Expensive, oversize Omnibus editions are targeted at you if you thrilled to the content as a kid, and are now in your forties with a large disposable income. If you fit that profile, Marvel have done you proud by adding over a dozen preceding issues to the core ‘Fall of the Mutants’ three-parters, and backing that up with dips into titles where either X-Factor paid a visit (Fantastic Four, Hulk, Power Pack) or the machinations of Apocalypse are having an effect (Captain America, Daredevil).

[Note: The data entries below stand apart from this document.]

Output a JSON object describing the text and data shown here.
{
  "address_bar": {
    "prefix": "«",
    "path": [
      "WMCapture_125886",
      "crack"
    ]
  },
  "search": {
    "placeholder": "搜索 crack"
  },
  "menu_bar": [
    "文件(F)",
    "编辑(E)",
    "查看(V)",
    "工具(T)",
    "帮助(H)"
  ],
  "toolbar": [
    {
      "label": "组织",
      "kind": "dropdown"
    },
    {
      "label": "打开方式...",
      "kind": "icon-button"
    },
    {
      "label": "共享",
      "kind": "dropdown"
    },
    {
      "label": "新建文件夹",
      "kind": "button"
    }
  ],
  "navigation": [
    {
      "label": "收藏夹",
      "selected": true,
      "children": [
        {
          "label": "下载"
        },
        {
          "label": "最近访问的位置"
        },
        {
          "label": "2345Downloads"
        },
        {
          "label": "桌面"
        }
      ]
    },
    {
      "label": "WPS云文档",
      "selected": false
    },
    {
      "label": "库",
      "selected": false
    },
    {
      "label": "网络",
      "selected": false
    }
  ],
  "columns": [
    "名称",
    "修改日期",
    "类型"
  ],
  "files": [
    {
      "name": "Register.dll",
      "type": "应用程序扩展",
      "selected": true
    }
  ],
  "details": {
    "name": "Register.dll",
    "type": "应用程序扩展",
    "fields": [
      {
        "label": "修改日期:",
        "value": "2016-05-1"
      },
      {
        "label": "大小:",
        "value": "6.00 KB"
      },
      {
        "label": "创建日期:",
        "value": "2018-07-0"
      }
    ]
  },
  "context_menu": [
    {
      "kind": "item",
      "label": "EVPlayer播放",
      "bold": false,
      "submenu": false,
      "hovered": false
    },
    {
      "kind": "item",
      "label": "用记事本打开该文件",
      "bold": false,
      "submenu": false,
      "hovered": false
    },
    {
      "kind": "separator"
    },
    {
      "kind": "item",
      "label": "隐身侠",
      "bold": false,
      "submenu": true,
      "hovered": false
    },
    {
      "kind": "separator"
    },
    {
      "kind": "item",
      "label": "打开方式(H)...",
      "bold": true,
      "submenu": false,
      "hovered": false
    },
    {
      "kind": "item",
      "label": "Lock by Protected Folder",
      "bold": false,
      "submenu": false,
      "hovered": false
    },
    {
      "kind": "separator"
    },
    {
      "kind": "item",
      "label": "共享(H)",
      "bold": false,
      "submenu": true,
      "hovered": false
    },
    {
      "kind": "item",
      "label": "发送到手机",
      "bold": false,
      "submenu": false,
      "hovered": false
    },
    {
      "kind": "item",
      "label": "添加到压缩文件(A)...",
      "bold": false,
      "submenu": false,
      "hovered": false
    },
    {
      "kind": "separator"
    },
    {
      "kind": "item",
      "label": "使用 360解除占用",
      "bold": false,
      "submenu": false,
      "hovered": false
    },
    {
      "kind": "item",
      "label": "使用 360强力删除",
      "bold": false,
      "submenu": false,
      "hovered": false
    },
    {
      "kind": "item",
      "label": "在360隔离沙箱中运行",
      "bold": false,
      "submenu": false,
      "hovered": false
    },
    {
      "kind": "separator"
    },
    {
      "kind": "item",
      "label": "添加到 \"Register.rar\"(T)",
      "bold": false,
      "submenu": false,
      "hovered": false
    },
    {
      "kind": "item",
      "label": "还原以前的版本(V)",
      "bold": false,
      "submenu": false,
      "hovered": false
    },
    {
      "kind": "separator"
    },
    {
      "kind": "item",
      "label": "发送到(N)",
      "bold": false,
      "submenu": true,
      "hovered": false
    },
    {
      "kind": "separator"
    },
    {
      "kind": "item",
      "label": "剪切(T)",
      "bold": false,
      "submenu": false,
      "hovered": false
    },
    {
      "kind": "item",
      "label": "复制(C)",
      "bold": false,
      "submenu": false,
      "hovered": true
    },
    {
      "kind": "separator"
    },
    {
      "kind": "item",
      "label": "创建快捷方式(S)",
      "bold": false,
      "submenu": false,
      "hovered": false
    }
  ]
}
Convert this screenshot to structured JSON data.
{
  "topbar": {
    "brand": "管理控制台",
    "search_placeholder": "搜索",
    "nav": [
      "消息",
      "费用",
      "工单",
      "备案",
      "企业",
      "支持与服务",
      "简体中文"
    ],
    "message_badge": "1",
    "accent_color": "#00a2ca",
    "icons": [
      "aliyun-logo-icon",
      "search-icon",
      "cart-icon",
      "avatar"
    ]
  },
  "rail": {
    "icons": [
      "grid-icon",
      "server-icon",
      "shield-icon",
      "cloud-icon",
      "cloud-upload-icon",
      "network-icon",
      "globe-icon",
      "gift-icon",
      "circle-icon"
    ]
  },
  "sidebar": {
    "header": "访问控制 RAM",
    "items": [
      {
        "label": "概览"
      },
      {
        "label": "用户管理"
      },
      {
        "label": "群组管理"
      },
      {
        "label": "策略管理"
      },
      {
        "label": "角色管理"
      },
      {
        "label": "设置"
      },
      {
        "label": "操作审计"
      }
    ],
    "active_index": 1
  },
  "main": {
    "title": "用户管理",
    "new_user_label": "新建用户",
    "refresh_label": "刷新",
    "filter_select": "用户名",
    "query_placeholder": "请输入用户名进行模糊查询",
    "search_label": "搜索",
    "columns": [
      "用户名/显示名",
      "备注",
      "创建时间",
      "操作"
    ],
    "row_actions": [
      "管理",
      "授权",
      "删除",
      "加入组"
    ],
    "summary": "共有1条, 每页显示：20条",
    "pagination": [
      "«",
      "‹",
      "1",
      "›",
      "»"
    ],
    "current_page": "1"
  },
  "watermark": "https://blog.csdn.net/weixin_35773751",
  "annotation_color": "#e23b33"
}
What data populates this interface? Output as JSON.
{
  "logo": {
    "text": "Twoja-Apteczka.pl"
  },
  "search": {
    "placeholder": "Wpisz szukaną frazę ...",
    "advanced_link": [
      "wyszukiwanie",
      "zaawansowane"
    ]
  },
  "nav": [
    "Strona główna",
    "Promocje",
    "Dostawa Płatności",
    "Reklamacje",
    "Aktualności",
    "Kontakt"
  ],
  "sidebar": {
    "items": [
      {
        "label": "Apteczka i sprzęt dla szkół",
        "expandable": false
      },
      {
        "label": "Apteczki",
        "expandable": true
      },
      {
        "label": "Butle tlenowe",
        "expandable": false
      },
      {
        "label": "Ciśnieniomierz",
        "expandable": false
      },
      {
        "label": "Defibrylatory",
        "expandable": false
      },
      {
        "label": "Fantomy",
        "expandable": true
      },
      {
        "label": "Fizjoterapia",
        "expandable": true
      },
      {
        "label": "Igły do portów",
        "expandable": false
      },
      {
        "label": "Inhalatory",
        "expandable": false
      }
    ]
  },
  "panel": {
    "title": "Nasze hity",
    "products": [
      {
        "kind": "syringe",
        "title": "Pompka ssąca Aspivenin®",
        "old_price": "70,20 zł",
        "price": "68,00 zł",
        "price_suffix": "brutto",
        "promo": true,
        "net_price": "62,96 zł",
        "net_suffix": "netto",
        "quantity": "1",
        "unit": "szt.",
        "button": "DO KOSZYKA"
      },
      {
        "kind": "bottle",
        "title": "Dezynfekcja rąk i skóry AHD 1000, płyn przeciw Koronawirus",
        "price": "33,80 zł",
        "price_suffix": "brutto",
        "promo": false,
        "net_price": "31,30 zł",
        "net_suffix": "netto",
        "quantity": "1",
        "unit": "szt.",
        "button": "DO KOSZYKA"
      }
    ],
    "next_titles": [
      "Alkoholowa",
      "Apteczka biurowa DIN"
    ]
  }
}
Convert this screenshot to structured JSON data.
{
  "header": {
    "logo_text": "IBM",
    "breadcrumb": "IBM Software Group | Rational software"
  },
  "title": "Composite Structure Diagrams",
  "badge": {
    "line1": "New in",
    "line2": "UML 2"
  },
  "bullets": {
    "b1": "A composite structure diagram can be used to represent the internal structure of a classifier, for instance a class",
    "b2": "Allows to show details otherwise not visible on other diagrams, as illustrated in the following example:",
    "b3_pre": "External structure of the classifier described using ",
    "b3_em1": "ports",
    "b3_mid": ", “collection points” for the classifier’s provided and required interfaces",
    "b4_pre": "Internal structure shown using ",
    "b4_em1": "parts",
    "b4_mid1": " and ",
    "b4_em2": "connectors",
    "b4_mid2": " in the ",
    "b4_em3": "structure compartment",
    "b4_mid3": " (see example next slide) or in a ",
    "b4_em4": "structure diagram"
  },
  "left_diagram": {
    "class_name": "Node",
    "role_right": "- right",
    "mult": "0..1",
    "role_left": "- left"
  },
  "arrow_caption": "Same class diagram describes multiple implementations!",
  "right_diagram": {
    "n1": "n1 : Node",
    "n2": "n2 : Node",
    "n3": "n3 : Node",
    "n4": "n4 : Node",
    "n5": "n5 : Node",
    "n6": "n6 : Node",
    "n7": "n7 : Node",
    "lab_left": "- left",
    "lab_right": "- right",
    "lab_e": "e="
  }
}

Louise Simonson writes more of the content than any other writer, handling the X-Factor, New Mutants and Power Pack contributions. The plots are good, ambitious, and sometimes still surprising, but she writes in the style of the time, with characters constantly explaining themselves, assessing each other and keeping the audience informed. It’s strained, and while intended as super-realistic in getting under someone’s skin, it’s now anything but. Walt Simonson draws the X-Factor story efficiently without great leaps into the amazing that he’s provided elsewhere, while Bret Blevins (sample spread left) on the New Mutants is very good bar some sometimes very strained expressions and strange proportions. June Brigman also supplies an attractively elegant New Mutants chapter. Their story revolves around the almost surreal Bird Brain, and is the best of the book.

Chris Claremont and Marc Silvestri produce the X-Men content, and that writing’s also very much of its era, not reading well today. Again, the plotting has its moments, with Storm needing to regain her powers and put things right with Forge, having already made quite the surprising suggestion as to the X-Men’s future. There’s also an infallible prophecy that they’ll die, and Claremont takes the easy route in resolving that. Artistically it’s interesting to see Silvestri (sample spread right) take steps toward what became his signature style, as by his final issue he’s begun to thin and stretch his figures. Todd McFarlane on the three Hulk chapters is also progressing his style, not yet hyper-exaggerated, and Peter David’s scripts make these the best of the associated material, although Ann Nocenti and John Romita Jr’s Daredevil story also works well. Don’t get your hopes up for Captain America or the Fantastic Four.

Overall, you have to have thrilled to the content at the time to want The Fall of the Mutants Omnibus. Any present day X-Men fan will view it as a prehistoric artefact.

At a list prince a cent shy of $100 the expectation should be that any minor sloppiness has been caught in production. Articles synopsise events leading up to the first reprinted issue of three titles, each of them riddled with typos and errors. Originally the covers to the core Fall of the Mutants issues formed a tryptich, and the New Mutants one in particular is badly joined together. These obviously aren’t deal killers, but disappointing nonetheless.

If you want to read the story, easier on the pocket versions are available. The core nine chapters over three titles were published in a 2002 paperback The Fall of the Mutants, and this expanded edition has since been split over two trade editions, logically enough, volume one and volume two.